DATA RECORDS:
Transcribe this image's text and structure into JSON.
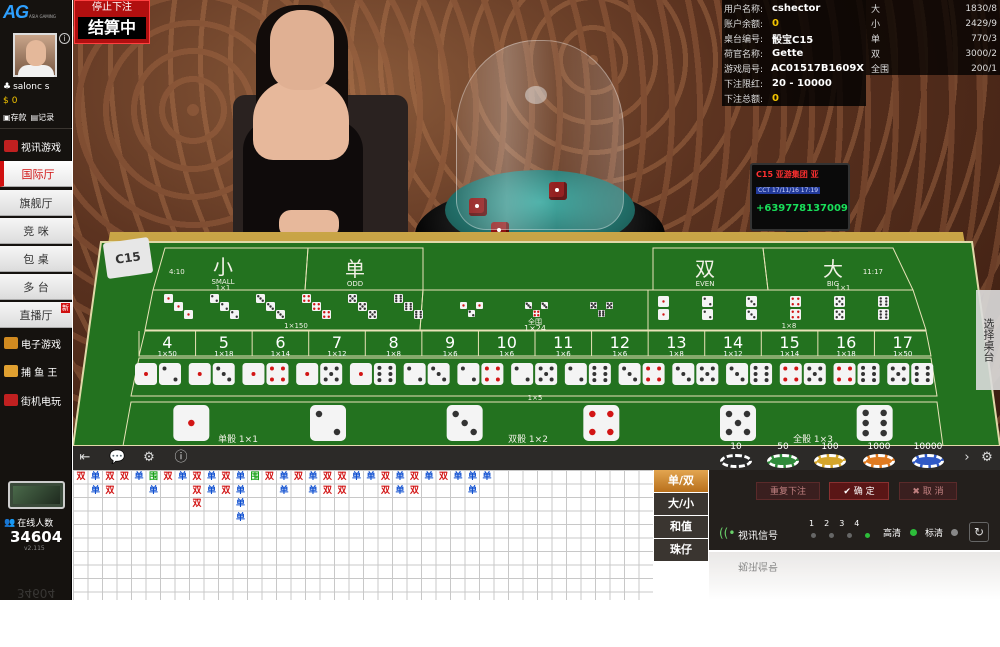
{
  "app": {
    "logo": "AG",
    "logo_sub": "ASIA GAMING",
    "status_top": "停止下注",
    "status_main": "结算中"
  },
  "user": {
    "name": "salonc s",
    "balance": "0",
    "deposit": "存款",
    "records": "记录"
  },
  "sidebar": {
    "video_games": "视讯游戏",
    "halls": [
      "国际厅",
      "旗舰厅",
      "竞 咪",
      "包 桌",
      "多 台",
      "直播厅"
    ],
    "new_badge": "新",
    "electronic": "电子游戏",
    "fishing": "捕 鱼 王",
    "arcade": "街机电玩",
    "online_label": "在线人数",
    "online_count": "34604",
    "version": "v2.115"
  },
  "info": {
    "rows": [
      {
        "label": "用户名称:",
        "value": "cshector"
      },
      {
        "label": "账户余额:",
        "value": "0"
      },
      {
        "label": "桌台编号:",
        "value": "骰宝C15"
      },
      {
        "label": "荷官名称:",
        "value": "Gette"
      },
      {
        "label": "游戏局号:",
        "value": "AC01517B1609X"
      },
      {
        "label": "下注限红:",
        "value": "20 - 10000"
      },
      {
        "label": "下注总额:",
        "value": "0"
      }
    ]
  },
  "stats": [
    {
      "label": "大",
      "value": "1830/8"
    },
    {
      "label": "小",
      "value": "2429/9"
    },
    {
      "label": "单",
      "value": "770/3"
    },
    {
      "label": "双",
      "value": "3000/2"
    },
    {
      "label": "全围",
      "value": "200/1"
    }
  ],
  "monitor": {
    "line1": "C15 亚游集团 亚",
    "line2": "CCT 17/11/16 17:19",
    "line3": "+639778137009"
  },
  "table": {
    "card": "C15",
    "small": {
      "zh": "小",
      "en": "SMALL",
      "range": "4:10",
      "odds": "1×1"
    },
    "odd": {
      "zh": "单",
      "en": "ODD"
    },
    "even": {
      "zh": "双",
      "en": "EVEN"
    },
    "big": {
      "zh": "大",
      "en": "BIG",
      "range": "11:17",
      "odds": "1×1"
    },
    "triples_pay": "1×150",
    "any_triple": "全围",
    "any_triple_pay": "1×24",
    "doubles_pay": "1×8",
    "totals": [
      {
        "n": "4",
        "p": "1×50"
      },
      {
        "n": "5",
        "p": "1×18"
      },
      {
        "n": "6",
        "p": "1×14"
      },
      {
        "n": "7",
        "p": "1×12"
      },
      {
        "n": "8",
        "p": "1×8"
      },
      {
        "n": "9",
        "p": "1×6"
      },
      {
        "n": "10",
        "p": "1×6"
      },
      {
        "n": "11",
        "p": "1×6"
      },
      {
        "n": "12",
        "p": "1×6"
      },
      {
        "n": "13",
        "p": "1×8"
      },
      {
        "n": "14",
        "p": "1×12"
      },
      {
        "n": "15",
        "p": "1×14"
      },
      {
        "n": "16",
        "p": "1×18"
      },
      {
        "n": "17",
        "p": "1×50"
      }
    ],
    "combo_pay": "1×5",
    "single_die": "单骰 1×1",
    "double_die": "双骰 1×2",
    "triple_die": "全骰 1×3"
  },
  "side_tab": "选择桌台",
  "chips": [
    {
      "value": "10",
      "color": "#2a2a2a"
    },
    {
      "value": "50",
      "color": "#2f8a3a"
    },
    {
      "value": "100",
      "color": "#d4a52a"
    },
    {
      "value": "1000",
      "color": "#e07a20"
    },
    {
      "value": "10000",
      "color": "#2f59c6"
    }
  ],
  "roadmap_tabs": [
    "单/双",
    "大/小",
    "和值",
    "珠仔"
  ],
  "roadmap": {
    "columns": [
      [
        "双",
        "",
        "",
        "",
        "",
        "",
        "",
        "",
        ""
      ],
      [
        "单",
        "单",
        "",
        "",
        "",
        "",
        "",
        "",
        ""
      ],
      [
        "双",
        "双",
        "",
        "",
        "",
        "",
        "",
        "",
        ""
      ],
      [
        "双",
        "",
        "",
        "",
        "",
        "",
        "",
        "",
        ""
      ],
      [
        "单",
        "",
        "",
        "",
        "",
        "",
        "",
        "",
        ""
      ],
      [
        "围",
        "单",
        "",
        "",
        "",
        "",
        "",
        "",
        ""
      ],
      [
        "双",
        "",
        "",
        "",
        "",
        "",
        "",
        "",
        ""
      ],
      [
        "单",
        "",
        "",
        "",
        "",
        "",
        "",
        "",
        ""
      ],
      [
        "双",
        "双",
        "双",
        "",
        "",
        "",
        "",
        "",
        ""
      ],
      [
        "单",
        "单",
        "",
        "",
        "",
        "",
        "",
        "",
        ""
      ],
      [
        "双",
        "双",
        "",
        "",
        "",
        "",
        "",
        "",
        ""
      ],
      [
        "单",
        "单",
        "单",
        "单",
        "",
        "",
        "",
        "",
        ""
      ],
      [
        "围",
        "",
        "",
        "",
        "",
        "",
        "",
        "",
        ""
      ],
      [
        "双",
        "",
        "",
        "",
        "",
        "",
        "",
        "",
        ""
      ],
      [
        "单",
        "单",
        "",
        "",
        "",
        "",
        "",
        "",
        ""
      ],
      [
        "双",
        "",
        "",
        "",
        "",
        "",
        "",
        "",
        ""
      ],
      [
        "单",
        "单",
        "",
        "",
        "",
        "",
        "",
        "",
        ""
      ],
      [
        "双",
        "双",
        "",
        "",
        "",
        "",
        "",
        "",
        ""
      ],
      [
        "双",
        "双",
        "",
        "",
        "",
        "",
        "",
        "",
        ""
      ],
      [
        "单",
        "",
        "",
        "",
        "",
        "",
        "",
        "",
        ""
      ],
      [
        "单",
        "",
        "",
        "",
        "",
        "",
        "",
        "",
        ""
      ],
      [
        "双",
        "双",
        "",
        "",
        "",
        "",
        "",
        "",
        ""
      ],
      [
        "单",
        "单",
        "",
        "",
        "",
        "",
        "",
        "",
        ""
      ],
      [
        "双",
        "双",
        "",
        "",
        "",
        "",
        "",
        "",
        ""
      ],
      [
        "单",
        "",
        "",
        "",
        "",
        "",
        "",
        "",
        ""
      ],
      [
        "双",
        "",
        "",
        "",
        "",
        "",
        "",
        "",
        ""
      ],
      [
        "单",
        "",
        "",
        "",
        "",
        "",
        "",
        "",
        ""
      ],
      [
        "单",
        "单",
        "",
        "",
        "",
        "",
        "",
        "",
        ""
      ],
      [
        "单",
        "",
        "",
        "",
        "",
        "",
        "",
        "",
        ""
      ]
    ]
  },
  "controls": {
    "repeat": "重复下注",
    "confirm": "确 定",
    "cancel": "取 消",
    "signal": "视讯信号",
    "signal_levels": [
      "1",
      "2",
      "3",
      "4"
    ],
    "hd": "高清",
    "sd": "标清"
  }
}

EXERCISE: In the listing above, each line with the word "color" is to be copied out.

SOLUTION TO THE EXERCISE:
      "color": "#2a2a2a"
      "color": "#2f8a3a"
      "color": "#d4a52a"
      "color": "#e07a20"
      "color": "#2f59c6"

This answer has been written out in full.